First of all, before you make ANY fertilizer decisions you should know what you are dealing with. Take a soil test. Having a complete soil test will tell you what your soil does and doesn't have.
Maybe for the past two years, you have been spreading wood ashes in your garden. When you do your soil test, you learn that you have a high level of potash, which ashes are rich in. This year, maybe you want to cut back.
That same test tells you that you are low in phosphorus. A 10-10-10 fertilizer isn't going to meet your needs because it will give you too much nitrogen and potassium. A fertilizer higher in phosphorus such as bat guano may be up your alley.
Choosing Fertilizers Based On Plant Needs
Different plants have different needs, and to complicate that a bit, plants have varying needs during the growing season.
For example, let’s look at tomato plants. When they're young, a dose of nitrogen or a “complete” fertilizer may be a good thing because the plants are growing and making leaves.
When the tomato starts to set fruit, it needs less nitrogen and more phosphorus. Now, a 10-10-10 fertilizer is inappropriate. At that point, tomatoes need calcium and magnesium to support fruit development. These vital secondary nutrients are not commonly found in an all-purpose fertilizer mix.
Carrots are another good example. They need a higher level of potash and a lower level of nitrogen than most crops, so a 10-10-10 fertilizer won't meet all its needs. Studies have shown that carrots love a dose of kelp and benefit from its micronutrients.
These examples aren't to make gardening seem hard or complicated. Just be aware of some of the differences in how your plants grow so you can provide them with what they need.
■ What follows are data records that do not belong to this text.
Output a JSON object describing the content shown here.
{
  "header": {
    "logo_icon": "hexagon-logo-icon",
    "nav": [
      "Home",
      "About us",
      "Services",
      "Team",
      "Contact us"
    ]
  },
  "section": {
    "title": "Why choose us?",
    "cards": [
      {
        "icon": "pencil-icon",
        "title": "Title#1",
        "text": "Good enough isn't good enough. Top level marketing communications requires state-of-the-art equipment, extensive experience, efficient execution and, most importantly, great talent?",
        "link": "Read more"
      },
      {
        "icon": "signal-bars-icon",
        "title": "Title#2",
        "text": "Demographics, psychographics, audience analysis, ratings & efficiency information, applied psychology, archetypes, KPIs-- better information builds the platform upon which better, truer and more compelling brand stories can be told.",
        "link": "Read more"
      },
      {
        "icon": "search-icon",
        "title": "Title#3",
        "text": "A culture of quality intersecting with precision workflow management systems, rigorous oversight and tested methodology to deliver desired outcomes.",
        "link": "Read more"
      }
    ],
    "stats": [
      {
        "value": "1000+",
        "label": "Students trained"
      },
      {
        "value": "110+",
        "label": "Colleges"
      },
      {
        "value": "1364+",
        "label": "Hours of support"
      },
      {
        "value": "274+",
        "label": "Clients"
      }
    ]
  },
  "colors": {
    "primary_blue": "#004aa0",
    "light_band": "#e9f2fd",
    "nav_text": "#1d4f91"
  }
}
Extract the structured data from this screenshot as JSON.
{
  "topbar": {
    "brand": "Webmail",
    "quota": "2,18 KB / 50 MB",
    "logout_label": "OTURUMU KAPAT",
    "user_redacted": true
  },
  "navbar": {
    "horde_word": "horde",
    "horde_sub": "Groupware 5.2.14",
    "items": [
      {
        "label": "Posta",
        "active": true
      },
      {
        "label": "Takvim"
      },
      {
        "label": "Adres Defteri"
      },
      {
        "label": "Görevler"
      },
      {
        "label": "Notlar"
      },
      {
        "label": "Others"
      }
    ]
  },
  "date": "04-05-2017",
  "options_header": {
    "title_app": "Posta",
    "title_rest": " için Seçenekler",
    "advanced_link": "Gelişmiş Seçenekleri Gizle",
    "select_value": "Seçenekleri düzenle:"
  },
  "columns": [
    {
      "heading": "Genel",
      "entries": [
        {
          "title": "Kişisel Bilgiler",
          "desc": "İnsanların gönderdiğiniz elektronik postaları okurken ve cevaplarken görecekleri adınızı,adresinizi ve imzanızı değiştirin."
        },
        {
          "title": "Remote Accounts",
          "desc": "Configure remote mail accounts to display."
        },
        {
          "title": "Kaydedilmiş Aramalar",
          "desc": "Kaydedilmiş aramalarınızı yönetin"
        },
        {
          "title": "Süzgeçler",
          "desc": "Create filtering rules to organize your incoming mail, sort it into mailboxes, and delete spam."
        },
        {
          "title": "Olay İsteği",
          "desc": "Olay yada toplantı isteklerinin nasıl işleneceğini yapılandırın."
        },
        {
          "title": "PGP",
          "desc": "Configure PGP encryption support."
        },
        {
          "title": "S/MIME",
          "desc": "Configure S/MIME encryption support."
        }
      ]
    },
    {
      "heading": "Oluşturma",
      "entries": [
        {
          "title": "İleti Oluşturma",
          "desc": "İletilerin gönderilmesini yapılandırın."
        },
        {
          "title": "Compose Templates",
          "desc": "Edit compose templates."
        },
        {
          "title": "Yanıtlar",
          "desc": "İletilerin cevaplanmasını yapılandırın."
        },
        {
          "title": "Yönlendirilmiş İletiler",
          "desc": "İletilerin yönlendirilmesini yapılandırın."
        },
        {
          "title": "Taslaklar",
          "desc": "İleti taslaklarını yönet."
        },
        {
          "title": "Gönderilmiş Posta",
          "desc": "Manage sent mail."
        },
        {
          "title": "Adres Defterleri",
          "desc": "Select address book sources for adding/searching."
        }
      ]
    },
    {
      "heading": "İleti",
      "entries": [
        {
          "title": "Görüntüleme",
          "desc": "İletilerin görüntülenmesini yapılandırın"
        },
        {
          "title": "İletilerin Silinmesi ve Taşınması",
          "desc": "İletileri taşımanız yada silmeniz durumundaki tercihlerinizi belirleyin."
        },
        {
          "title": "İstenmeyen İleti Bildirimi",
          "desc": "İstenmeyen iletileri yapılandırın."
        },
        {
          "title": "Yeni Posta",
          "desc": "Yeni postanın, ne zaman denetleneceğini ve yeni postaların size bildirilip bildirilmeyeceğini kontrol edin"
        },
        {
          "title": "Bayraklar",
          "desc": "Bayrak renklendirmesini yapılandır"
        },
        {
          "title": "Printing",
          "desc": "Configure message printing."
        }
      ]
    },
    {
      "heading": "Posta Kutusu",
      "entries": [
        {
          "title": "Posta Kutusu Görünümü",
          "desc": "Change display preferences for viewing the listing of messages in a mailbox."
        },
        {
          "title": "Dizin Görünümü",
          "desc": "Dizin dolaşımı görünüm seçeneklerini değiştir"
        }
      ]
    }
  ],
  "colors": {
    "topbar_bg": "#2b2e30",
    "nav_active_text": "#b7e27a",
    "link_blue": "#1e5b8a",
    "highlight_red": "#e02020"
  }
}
Of course, your crops will probably be fine with an all-purpose fertilizer, but be aware that it's not always the right solution.
Ornamentals, Trees and 10-10-10 Fertilizer
You'll often hear that perennials such as fruit trees, berry bushes, and ornamental specimens should receive a dose of 10-10-10 fertilizer in the early spring. Even in established soils, the logic is that they can always use a boost.
However, keep in mind that before you start tossing on the fertilizer, you need to consider what you did in fall. Did you spread compost around your trees and add a bunch of mulch? If you did, it will be feeding the soil slowly once the weather warms up, so you may not need a dose of fertilizer.
Keep Safety in Mind
If you choose to use chemical fertilizers, take precautions to protect yourself. Dress in long pants and long sleeves and wear protective gloves, eye protection, and a breathing mask.
Don't let your pets or kids walk on fertilized plants, and be sure to follow the manufacturer's directions to the letter.
The Bottom Line on 10-10-10 Fertilizer
I hope that what you take away from this article is that you should carefully consider what type of fertilizers you apply to your garden.
It's probably clear to you that I am an advocate for organic agriculture. I want to live a lifestyle that is supportive and healthy for the environment. I want my farm, my animals and my family to benefit from good health.
In doing so, I consider the needs of my garden plants and look at the short and long term solutions to building healthy soil. 10-10-10 fertilizer has its place, but it isn't the catch-all that it is painted as. Use it wisely and know when to reach for something else.